EXERCISE DETAILS:
Find and copy each line of the data that includes "tahun".

DATASET ENTRIES:

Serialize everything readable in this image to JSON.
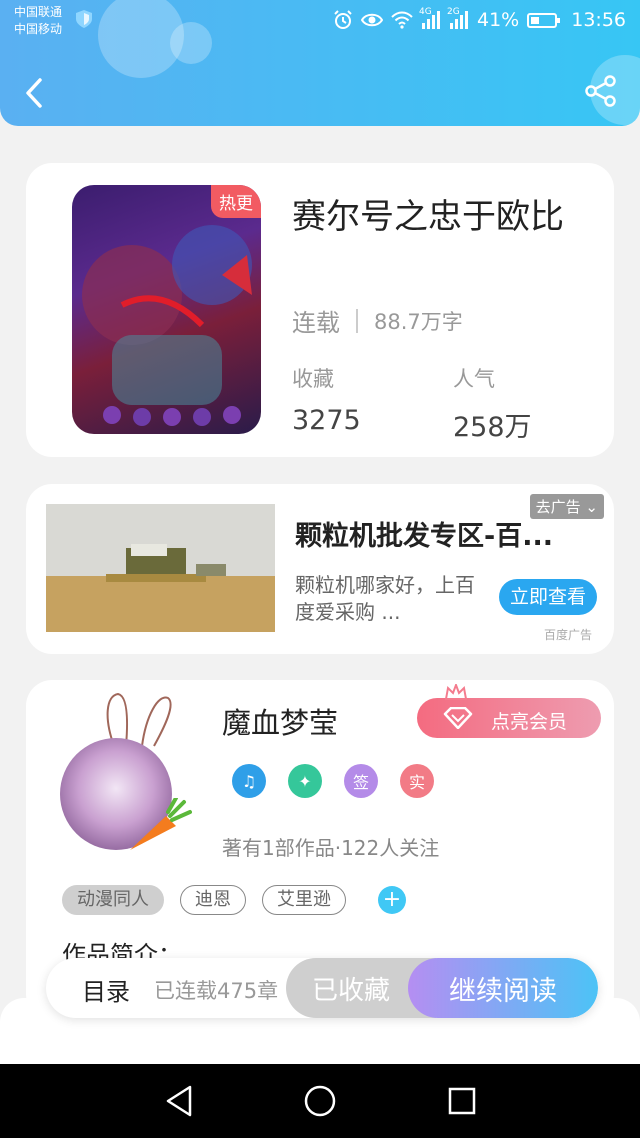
{
  "status_bar": {
    "carrier_1": "中国联通",
    "carrier_2": "中国移动",
    "network_1": "4G",
    "network_2": "2G",
    "battery": "41%",
    "time": "13:56"
  },
  "header": {
    "back_icon": "chevron-left-icon",
    "share_icon": "share-icon"
  },
  "book": {
    "title": "赛尔号之忠于欧比",
    "cover_tag": "热更",
    "status": "连载",
    "word_count": "88.7万字",
    "favorites_label": "收藏",
    "favorites_value": "3275",
    "popularity_label": "人气",
    "popularity_value": "258万"
  },
  "ad": {
    "tag": "去广告",
    "title": "颗粒机批发专区-百...",
    "description": "颗粒机哪家好，上百度爱采购 ...",
    "button": "立即查看",
    "source": "百度广告"
  },
  "author": {
    "name": "魔血梦莹",
    "vip_button": "点亮会员",
    "badges": [
      {
        "icon": "music-note-icon",
        "label": "",
        "color": "#2f9fe8"
      },
      {
        "icon": "handshake-icon",
        "label": "",
        "color": "#35c79a"
      },
      {
        "icon": "sign-in-badge",
        "label": "签",
        "color": "#b48be8"
      },
      {
        "icon": "verified-badge",
        "label": "实",
        "color": "#f27b86"
      }
    ],
    "stats": "著有1部作品·122人关注",
    "tags": [
      "动漫同人",
      "迪恩",
      "艾里逊"
    ],
    "add_tag": "+",
    "intro_heading": "作品简介："
  },
  "bottom_bar": {
    "toc": "目录",
    "chapter_count": "已连载475章",
    "favorited": "已收藏",
    "continue_reading": "继续阅读"
  },
  "colors": {
    "header_start": "#5ab0f2",
    "header_end": "#37c6f4",
    "hot_tag": "#f25b62",
    "ad_button": "#2aa7f0",
    "vip_start": "#f46b80",
    "read_start": "#b58ef2",
    "read_end": "#4cc3f6"
  }
}
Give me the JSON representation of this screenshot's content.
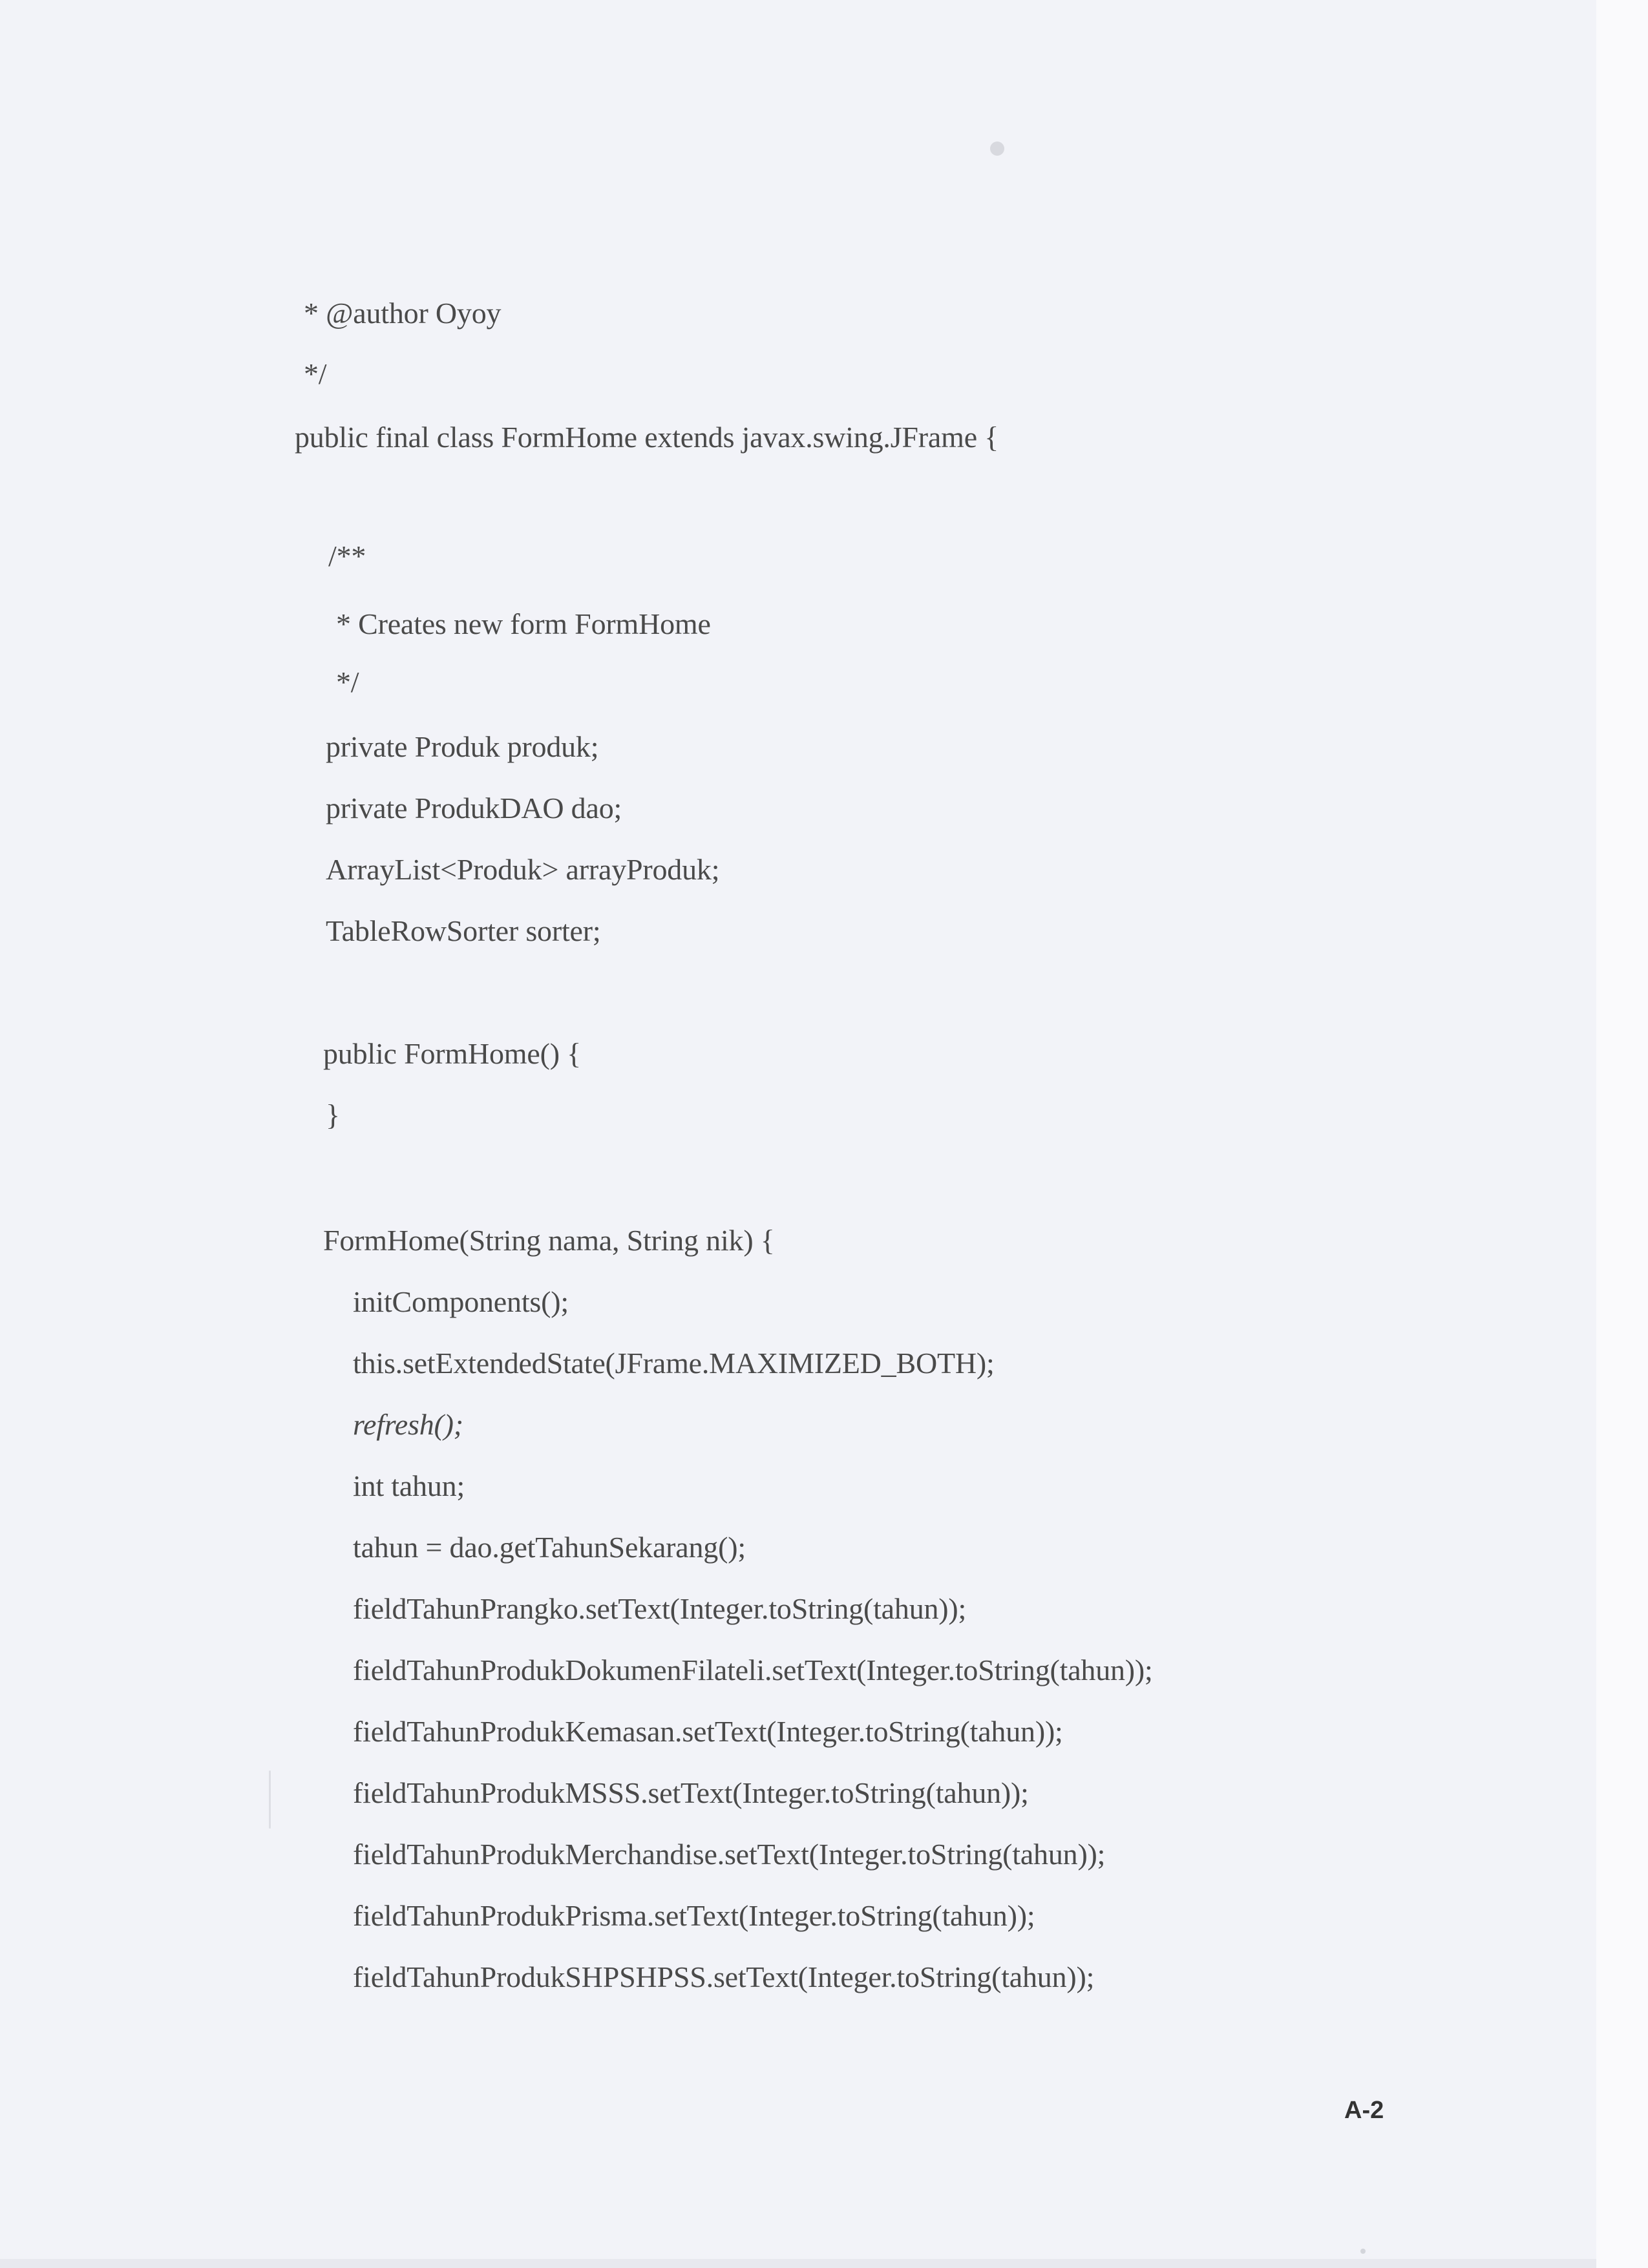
{
  "code_lines": [
    "* @author Oyoy",
    "*/",
    "public final class FormHome extends javax.swing.JFrame {",
    "/**",
    "* Creates new form FormHome",
    "*/",
    "private Produk produk;",
    "private ProdukDAO dao;",
    "ArrayList<Produk> arrayProduk;",
    "TableRowSorter sorter;",
    "public FormHome() {",
    "}",
    "FormHome(String nama, String nik) {",
    "initComponents();",
    "this.setExtendedState(JFrame.MAXIMIZED_BOTH);",
    "refresh();",
    "int tahun;",
    "tahun = dao.getTahunSekarang();",
    "fieldTahunPrangko.setText(Integer.toString(tahun));",
    "fieldTahunProdukDokumenFilateli.setText(Integer.toString(tahun));",
    "fieldTahunProdukKemasan.setText(Integer.toString(tahun));",
    "fieldTahunProdukMSSS.setText(Integer.toString(tahun));",
    "fieldTahunProdukMerchandise.setText(Integer.toString(tahun));",
    "fieldTahunProdukPrisma.setText(Integer.toString(tahun));",
    "fieldTahunProdukSHPSHPSS.setText(Integer.toString(tahun));"
  ],
  "page_number": "A-2"
}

EXERCISE SOLUTION:
    "int tahun;",
    "tahun = dao.getTahunSekarang();",
    "fieldTahunPrangko.setText(Integer.toString(tahun));",
    "fieldTahunProdukDokumenFilateli.setText(Integer.toString(tahun));",
    "fieldTahunProdukKemasan.setText(Integer.toString(tahun));",
    "fieldTahunProdukMSSS.setText(Integer.toString(tahun));",
    "fieldTahunProdukMerchandise.setText(Integer.toString(tahun));",
    "fieldTahunProdukPrisma.setText(Integer.toString(tahun));",
    "fieldTahunProdukSHPSHPSS.setText(Integer.toString(tahun));"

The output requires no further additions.